• No justification necessary – If players’ initiations don’t align, they don’t have to make sense of why they’re together. They can just accept and heighten what’s happening.
Focusing Stage Picture: Staging an environment in a group game breeds potential complications as players abandon pattern for roles and over-prioritize explaining who they are and what they’re doing. But attention to the elements of stage picture can help focus a group scene and facilitate quick collaborative heightening.
STAGE PICTURE TABLEAUS – One by one, players enter stage, fleshing out a picture with static poses and/or repetitive motion. Teacher gives a suggestion of a location, for example, “Apple Orchard,” “Beach,” “Race Track.”
• Players tend to want to fill in all the possible roles in a location. An orchard has pickers, trees, baskets, landscapers, squirrels.
• Ask “Where’s the focus?” They won’t know.
• Build deliberately with agreement – There’s no reason we can’t all be trees. A scene about five trees and one squirrel will be easier to find and heighten faster than a scene where six separate entities struggle for reason to exist.
• Seek symmetries; empower asymmetries
• Ask “Is this a One Person, Two Person, or Three Person Scene?”
• Ask “Who should talk first?”
• Have them point out the groups, defining focus. Point out Upstage/Downstage distinctions for focus. Point out who can see who, and so who has to take their cues from who
• Push them to define more and more abstract environments; i.e., NASA, Hell.
• Speed loading – have everyone crowd the space quickly upon hearing the suggestion, making bold choices and seeking symmetries faster.
ONE, TWO, THREE PERSON SCENES – Player build tableaus and then get to talk. Remember, Self Contained Emotional Statements. To start, players should align their emotional perspectives with the other players they are physically mirroring/complimenting.
• Simplify and find focus through agreement in stage picture and emotional perspectives
• There’s no reason we can’t always do One Person Scenes – even if our physicality is different
• When you do have groups, don’t fall to negotiations, arguments or other lines of questioning – exploring juxtaposed emotional perspectives is all the scene we need
• Have everyone pick someone to agree with before the suggestion is given – players can mirror/compliment one player’s physicality and another player’s emotional perspective; it can be fun to surrender to being forced into aligning with a perspective despite “sense”
Scene Painting/ “We See” – we can come in from offstage to describe (and physicalize) a previously unseen “visual” aspect of the scene. For example, a pompous character is painted with a monocle, “#1 Boss” button, etc. For another example, a scene with a child bemoaning having to do his/her chores is painted with a window showing a beautiful day outside, an Everest of dishes to clean, etc. This type of move is typically executed by a player entering the scene, not as a character, but, with a verbal aside directed at the audience. “These people are in clown costumes.” “We see this man has a hole through his torso.”

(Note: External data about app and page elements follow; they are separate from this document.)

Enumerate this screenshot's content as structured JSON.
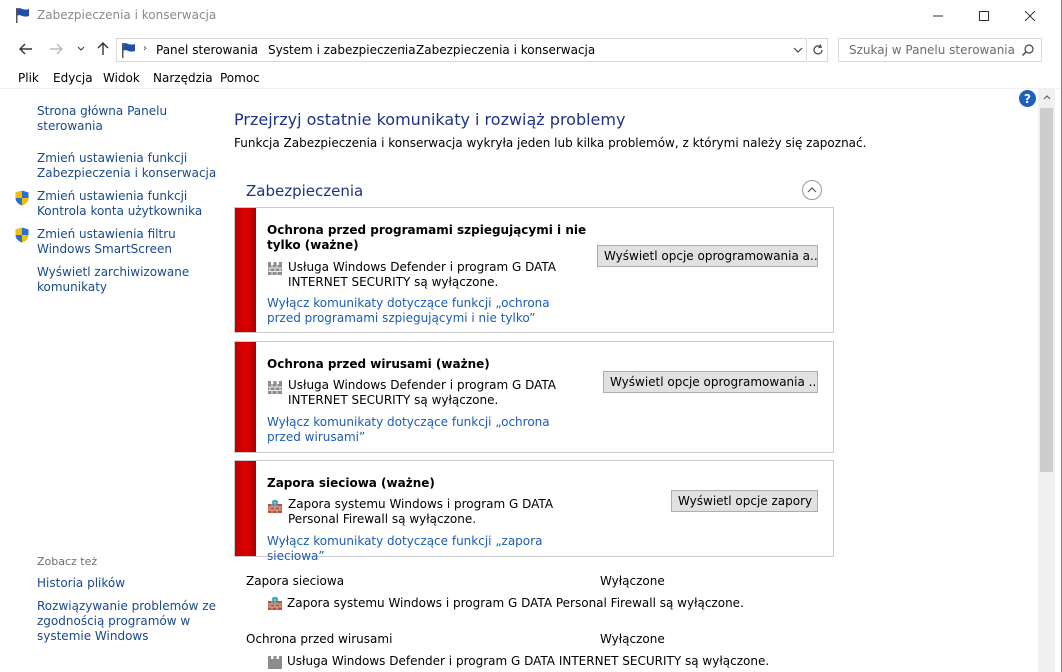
{
  "window": {
    "title": "Zabezpieczenia i konserwacja"
  },
  "address": {
    "breadcrumbs": [
      "Panel sterowania",
      "System i zabezpieczenia",
      "Zabezpieczenia i konserwacja"
    ],
    "search_placeholder": "Szukaj w Panelu sterowania"
  },
  "menu": {
    "items": [
      "Plik",
      "Edycja",
      "Widok",
      "Narzędzia",
      "Pomoc"
    ]
  },
  "sidebar": {
    "links": [
      "Strona główna Panelu sterowania",
      "Zmień ustawienia funkcji Zabezpieczenia i konserwacja",
      "Zmień ustawienia funkcji Kontrola konta użytkownika",
      "Zmień ustawienia filtru Windows SmartScreen",
      "Wyświetl zarchiwizowane komunikaty"
    ],
    "see_also_heading": "Zobacz też",
    "see_also": [
      "Historia plików",
      "Rozwiązywanie problemów ze zgodnością programów w systemie Windows"
    ]
  },
  "main": {
    "title": "Przejrzyj ostatnie komunikaty i rozwiąż problemy",
    "description": "Funkcja Zabezpieczenia i konserwacja wykryła jeden lub kilka problemów, z którymi należy się zapoznać.",
    "section_title": "Zabezpieczenia",
    "cards": [
      {
        "title": "Ochrona przed programami szpiegującymi i nie tylko (ważne)",
        "text": "Usługa Windows Defender i program G DATA INTERNET SECURITY są wyłączone.",
        "link": "Wyłącz komunikaty dotyczące funkcji „ochrona przed programami szpiegującymi i nie tylko”",
        "button": "Wyświetl opcje oprogramowania a..."
      },
      {
        "title": "Ochrona przed wirusami  (ważne)",
        "text": "Usługa Windows Defender i program G DATA INTERNET SECURITY są wyłączone.",
        "link": "Wyłącz komunikaty dotyczące funkcji „ochrona przed wirusami”",
        "button": "Wyświetl opcje oprogramowania ..."
      },
      {
        "title": "Zapora sieciowa  (ważne)",
        "text": "Zapora systemu Windows i program G DATA Personal Firewall są wyłączone.",
        "link": "Wyłącz komunikaty dotyczące funkcji „zapora sieciowa”",
        "button": "Wyświetl opcje zapory"
      }
    ],
    "status_rows": [
      {
        "label": "Zapora sieciowa",
        "value": "Wyłączone",
        "detail": "Zapora systemu Windows i program G DATA Personal Firewall są wyłączone."
      },
      {
        "label": "Ochrona przed wirusami",
        "value": "Wyłączone",
        "detail": "Usługa Windows Defender i program G DATA INTERNET SECURITY są wyłączone."
      }
    ]
  },
  "colors": {
    "link": "#1a5db5",
    "heading": "#1e3287",
    "alert_bar": "#d00000"
  }
}
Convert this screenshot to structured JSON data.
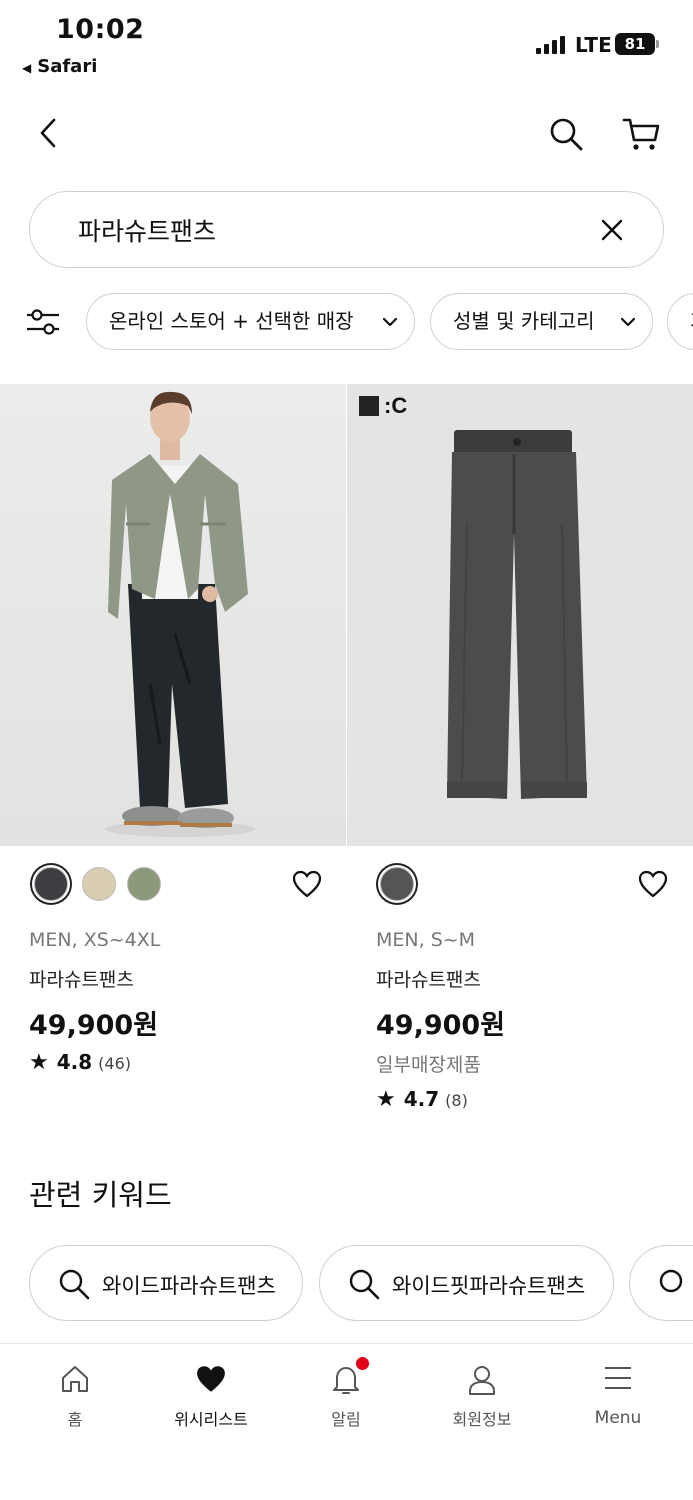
{
  "status_bar": {
    "time": "10:02",
    "back_app": "Safari",
    "network": "LTE",
    "battery": "81"
  },
  "header": {
    "icons": [
      "back-chevron-icon",
      "search-icon",
      "cart-icon"
    ]
  },
  "search": {
    "query": "파라슈트팬츠",
    "clear_icon": "close-icon"
  },
  "filters": {
    "icon": "sliders-icon",
    "chips": [
      {
        "label": "온라인 스토어 + 선택한 매장"
      },
      {
        "label": "성별 및 카테고리"
      },
      {
        "label": "가"
      }
    ]
  },
  "products": [
    {
      "colors": [
        "#3c3e42",
        "#d8cdb0",
        "#8c9a7a"
      ],
      "meta": "MEN, XS~4XL",
      "name": "파라슈트팬츠",
      "price": "49,900원",
      "rating": "4.8",
      "reviews": "(46)"
    },
    {
      "badge": "UNI QLO :C",
      "colors": [
        "#555558"
      ],
      "meta": "MEN, S~M",
      "name": "파라슈트팬츠",
      "price": "49,900원",
      "stock": "일부매장제품",
      "rating": "4.7",
      "reviews": "(8)"
    }
  ],
  "keywords": {
    "title": "관련 키워드",
    "items": [
      "와이드파라슈트팬츠",
      "와이드핏파라슈트팬츠",
      ""
    ]
  },
  "bottom_nav": [
    {
      "label": "홈",
      "icon": "home-icon"
    },
    {
      "label": "위시리스트",
      "icon": "heart-filled-icon",
      "active": true
    },
    {
      "label": "알림",
      "icon": "bell-icon",
      "badge": true
    },
    {
      "label": "회원정보",
      "icon": "user-icon"
    },
    {
      "label": "Menu",
      "icon": "menu-icon"
    }
  ],
  "colors": {
    "accent_red": "#e0001a",
    "border": "#cfcfcf"
  }
}
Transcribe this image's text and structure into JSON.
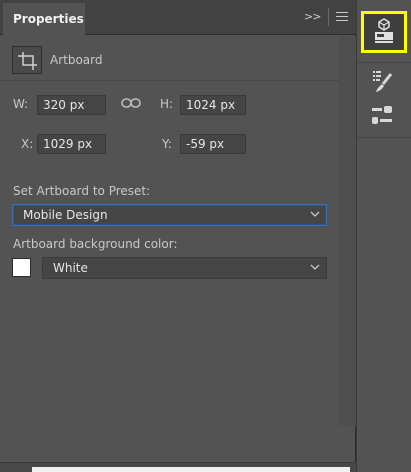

These are Detail moves, but they work best when they are delivered emotionally and when they connect with a character’s emotional behavior. That emotional perspective helps enhance the pattern we’re establishing – we can heighten it with agreement One Person Scene style and/or heighten a progression of emotional perspectives To The Ether style.
Sometimes, while contributing his verbal add-on, Player 3 will wave his hand generally over or toward the area of stage he’s referring to; but a better Player 3 will often define what he’s describing in mime as well as words. In conjunction with “We see this man has a beard,” this Player 3 shows how big and bushy the beard is by cupping and fluffing it with his hands before exiting the scene.